I ve some questions related to DRAM management and IMC:
Can someone describe (or point me to documentation) about what exactly happens when a memory access to a remote NUMA node happens?
Secondly, is the refresh rate of DRAM handled by the IMC of the corresponding CPU?
What happens when I have a machine with 2 NUMA nodes and one CPU (I know this is strange), e.g. let's say I boot my linux box forcing it to see only the cores of the first CPU. In this scenario, how do the answers to the above two questions change (if they actually change)?
Thanks a lot for your time, in advance.
As far as I can tell, the very low-level details have never been published, but the overall flow is straightforward.
Recent Intel processors can operate in several different snooping modes, which changes the transactions involved in remote accesses. Obviously the same end result is obtained, but the transactions are different (and therefore show up in different performance counter events), the ordering of the transactions is different, and the latency and throughput are different.

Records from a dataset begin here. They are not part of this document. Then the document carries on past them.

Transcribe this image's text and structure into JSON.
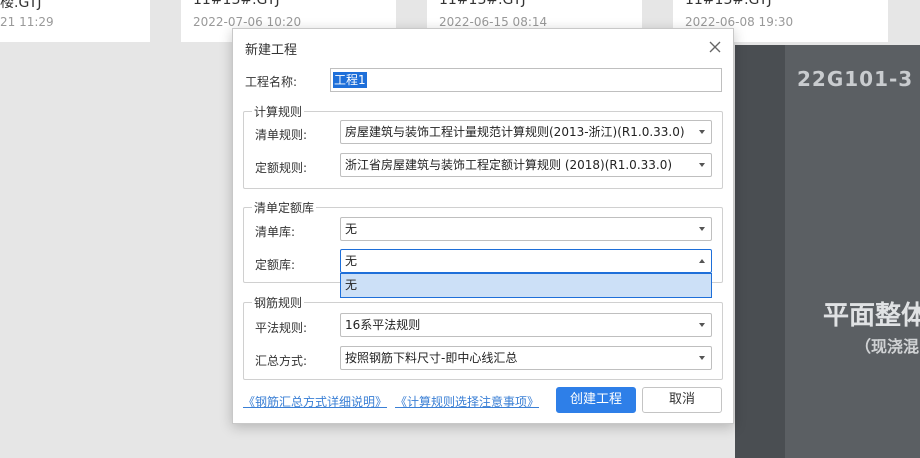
{
  "background": {
    "recent_files": [
      {
        "name": "楼.GTJ",
        "date": "21 11:29"
      },
      {
        "name": "11#13#.GTJ",
        "date": "2022-07-06 10:20"
      },
      {
        "name": "11#13#.GTJ",
        "date": "2022-06-15 08:14"
      },
      {
        "name": "11#13#.GTJ",
        "date": "2022-06-08 19:30"
      }
    ],
    "book": {
      "code": "22G101-3",
      "title_line1": "平面整体表",
      "title_line2": "（现浇混"
    }
  },
  "dialog": {
    "title": "新建工程",
    "project_name": {
      "label": "工程名称:",
      "value": "工程1"
    },
    "calc_rules": {
      "legend": "计算规则",
      "bill_rule": {
        "label": "清单规则:",
        "value": "房屋建筑与装饰工程计量规范计算规则(2013-浙江)(R1.0.33.0)"
      },
      "quota_rule": {
        "label": "定额规则:",
        "value": "浙江省房屋建筑与装饰工程定额计算规则 (2018)(R1.0.33.0)"
      }
    },
    "libraries": {
      "legend": "清单定额库",
      "bill_lib": {
        "label": "清单库:",
        "value": "无"
      },
      "quota_lib": {
        "label": "定额库:",
        "value": "无"
      },
      "quota_lib_options": [
        "无"
      ]
    },
    "rebar_rules": {
      "legend": "钢筋规则",
      "flat_rule": {
        "label": "平法规则:",
        "value": "16系平法规则"
      },
      "summary_mode": {
        "label": "汇总方式:",
        "value": "按照钢筋下料尺寸-即中心线汇总"
      }
    },
    "links": {
      "rebar_summary_help": "《钢筋汇总方式详细说明》",
      "calc_rule_help": "《计算规则选择注意事项》"
    },
    "buttons": {
      "create": "创建工程",
      "cancel": "取消"
    }
  }
}
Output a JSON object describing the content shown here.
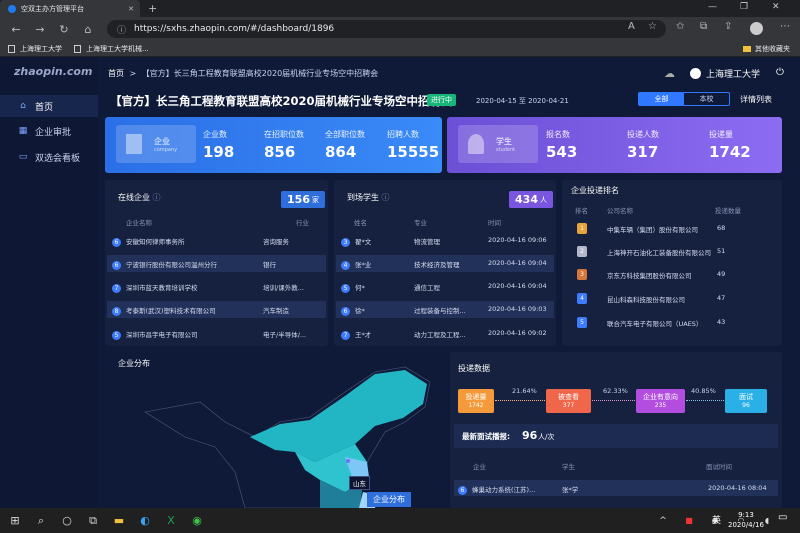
{
  "browser": {
    "tab_title": "空双主办方管理平台",
    "url": "https://sxhs.zhaopin.com/#/dashboard/1896",
    "bookmarks": [
      "上海理工大学",
      "上海理工大学机械..."
    ],
    "other_bookmarks": "其他收藏夹"
  },
  "sidebar": {
    "logo": "zhaopin.com",
    "items": [
      {
        "label": "首页",
        "icon": "home-icon"
      },
      {
        "label": "企业审批",
        "icon": "calendar-icon"
      },
      {
        "label": "双选会看板",
        "icon": "monitor-icon"
      }
    ]
  },
  "header": {
    "breadcrumb_home": "首页",
    "breadcrumb_sep": ">",
    "breadcrumb_current": "【官方】长三角工程教育联盟高校2020届机械行业专场空中招聘会",
    "user": "上海理工大学"
  },
  "event": {
    "title": "【官方】长三角工程教育联盟高校2020届机械行业专场空中招聘会",
    "status": "进行中",
    "date_range": "2020-04-15 至 2020-04-21",
    "scope_options": [
      "全部",
      "本校"
    ],
    "scope_selected": "全部",
    "detail_link": "详情列表"
  },
  "enterprise_card": {
    "label": "企业",
    "sublabel": "company",
    "stats": [
      {
        "label": "企业数",
        "value": "198"
      },
      {
        "label": "在招职位数",
        "value": "856"
      },
      {
        "label": "全部职位数",
        "value": "864"
      },
      {
        "label": "招聘人数",
        "value": "15555"
      }
    ]
  },
  "student_card": {
    "label": "学生",
    "sublabel": "student",
    "stats": [
      {
        "label": "报名数",
        "value": "543"
      },
      {
        "label": "投递人数",
        "value": "317"
      },
      {
        "label": "投递量",
        "value": "1742"
      }
    ]
  },
  "online_companies": {
    "title": "在线企业",
    "count": "156",
    "unit": "家",
    "headers": [
      "企业名称",
      "行业"
    ],
    "rows": [
      {
        "n": "6",
        "name": "安徽知何律师事务所",
        "industry": "咨询服务"
      },
      {
        "n": "6",
        "name": "宁波银行股份有限公司温州分行",
        "industry": "银行"
      },
      {
        "n": "7",
        "name": "深圳市蓝天教育培训学校",
        "industry": "培训/课外教..."
      },
      {
        "n": "8",
        "name": "考泰斯(武汉)塑料技术有限公司",
        "industry": "汽车制造"
      },
      {
        "n": "5",
        "name": "深圳市昌宇电子有限公司",
        "industry": "电子/半导体/..."
      }
    ]
  },
  "arrived_students": {
    "title": "到场学生",
    "count": "434",
    "unit": "人",
    "headers": [
      "姓名",
      "专业",
      "时间"
    ],
    "rows": [
      {
        "n": "3",
        "name": "翟*文",
        "major": "物流管理",
        "time": "2020-04-16 09:06"
      },
      {
        "n": "4",
        "name": "张*业",
        "major": "技术经济及管理",
        "time": "2020-04-16 09:04"
      },
      {
        "n": "5",
        "name": "何*",
        "major": "通信工程",
        "time": "2020-04-16 09:04"
      },
      {
        "n": "6",
        "name": "徐*",
        "major": "过程装备与控制...",
        "time": "2020-04-16 09:03"
      },
      {
        "n": "7",
        "name": "王*才",
        "major": "动力工程及工程...",
        "time": "2020-04-16 09:02"
      }
    ]
  },
  "ranking": {
    "title": "企业投递排名",
    "headers": [
      "排名",
      "公司名称",
      "投递数量"
    ],
    "rows": [
      {
        "rank": "1",
        "company": "中集车辆（集团）股份有限公司",
        "count": "68"
      },
      {
        "rank": "2",
        "company": "上海神开石油化工装备股份有限公司",
        "count": "51"
      },
      {
        "rank": "3",
        "company": "京东方科技集团股份有限公司",
        "count": "49"
      },
      {
        "rank": "4",
        "company": "昆山科森科技股份有限公司",
        "count": "47"
      },
      {
        "rank": "5",
        "company": "联合汽车电子有限公司（UAES）",
        "count": "43"
      }
    ]
  },
  "map": {
    "title": "企业分布",
    "province_label": "山东",
    "legend_label": "企业分布"
  },
  "delivery": {
    "title": "投递数据",
    "funnel": [
      {
        "label": "投递量",
        "value": "1742",
        "color": "#f59a3a"
      },
      {
        "label": "被查看",
        "value": "377",
        "color": "#f0664a"
      },
      {
        "label": "企业有意向",
        "value": "235",
        "color": "#b24de0"
      },
      {
        "label": "面试",
        "value": "96",
        "color": "#2ab0e6"
      }
    ],
    "rates": [
      "21.64%",
      "62.33%",
      "40.85%"
    ],
    "latest_label": "最新面试播报:",
    "latest_count": "96",
    "latest_unit": "人/次",
    "headers": [
      "企业",
      "学生",
      "面试时间"
    ],
    "rows": [
      {
        "n": "6",
        "company": "蜂巢动力系统(江苏)...",
        "student": "张*学",
        "time": "2020-04-16 08:04"
      }
    ]
  },
  "taskbar": {
    "ime": "英",
    "time": "9:13",
    "date": "2020/4/16"
  }
}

For Ivy Bridge or Haswell 2-socket systems operating in "Home Snoop" mode, the procedure for a load from an address that is mapped to a remote NUMA node is (approximately):
The second question is much easier. DRAM refresh is handled by the DRAM controller attached to the DRAM channel. In Intel platforms the DRAM channel controllers are considered part of the iMC. (Each iMC controls 2, 3, or 4 DRAM channels, depending on the platform and the DRAM configuration. This is described in the "Uncore Performance Monitoring Guide" for each platform.
The third question probably depends on exactly which platform you are using and what mechanism was used to disable the processors on one NUMA node. Assuming that these are ordinary Intel processors, the behavior should follow the outline above. If you do not disable "C1E state", the performance for the remote memory access is likely to be low. In "C1E state", if none of the cores on a chip are being used, the cores are all clocked down to the minimum speed. Most systems run the "uncore" at a speed no faster than the fastest core, so it will also be at the minimum speed. Since the "uncore" contains the ring, the L3, the Home Agent, and the iMCs, this can significantly increase latency and reduce bandwidth. For Haswell (Xeon E5 v3) you can set the uncore frequency to "maximum", which decouples it from the core frequencies. In this mode I have not seen the same slowdown due to C1E state that I saw on earlier (Sandy Bridge) processors.
Thanks a lot for the thorough reply.
We work on a SandyBridge machine Xeon E5 2600. I don't know if that changes the behavior you described it before. Also, we disable the CPU1 using the nr_cpus command line boot parameter for the linux kernel.
In the above mentioned scenario, if we want to change the refresh rate on NUMA node 1, we still access the IMC of CPU1 (even if the cores there are not used by Linux)?
Thanks a lot,
The Sandy Bridge generation uses a slightly different coherence protocol, but the overall behavior is similar.
I am not sure how configuration accesses are going to work if all of the cores on socket 1 are disabled. PCI configuration space is probably OK -- it is accessed by physical address, so it is probably possible to access those locations using a CPU core on socket 0. MSR configuration space can only be accessed by cores running in the same socket, so if the kernel does not know about any cores on socket 1, then it might not be able to access MSRs in socket 1. On the other hand, it might know about the cores, but know that it is not supposed to use them for scheduling ordinary tasks. In this case it might still be able to use them for MSR accesses.